Note that the original algorithm cost a maximum of two times the cost of blocking. Here, the maximum cost is equal to the cost of blocking. Additionally, time_to_block is actually two context switches (one to switch the process out and one to switch it back in).

Also, this is in general only useful in multi-processor systems. It can be applicable to a few cases of hardware interrupts with single-processor systems.

## Problem 7

### Question

(4 points) Is it possible for a CPU scheduler with a 100-millisecond timeslice to spend over half its time in the OS context switch code? Assume that it takes the OS 1 millisecond to context switch the CPU. Justify your answer.

### Solution

Yes. If the context switch (scheduler) takes 1ms, but on average a job yields or blocks in less then 1ms, more then 1/2 the CPU time will be spent switching tasks.

Examples are 2 threads busy waiting, many jobs doing I/O, etc.

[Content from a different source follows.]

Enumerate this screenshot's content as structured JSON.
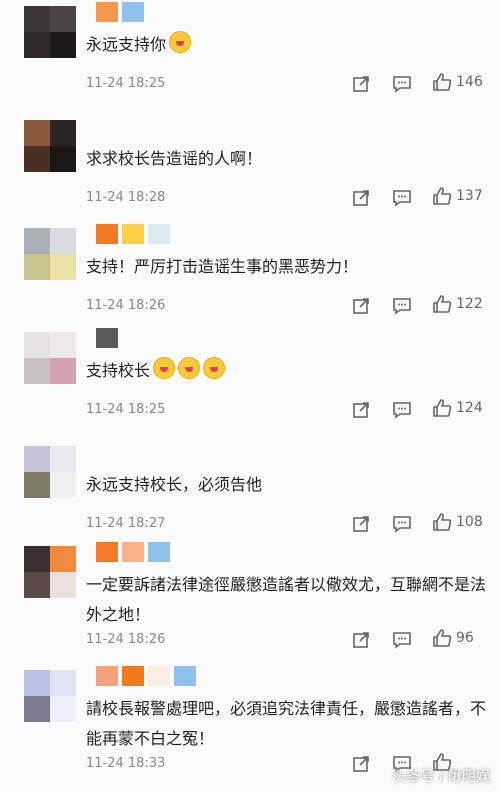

The CPU not having anything to do (the idle thread runs), or time "waiting" for page faults (waiting/paging doesnt count as switching), are not valid answers.

cs140-win0405-staff@lists.stanford.edu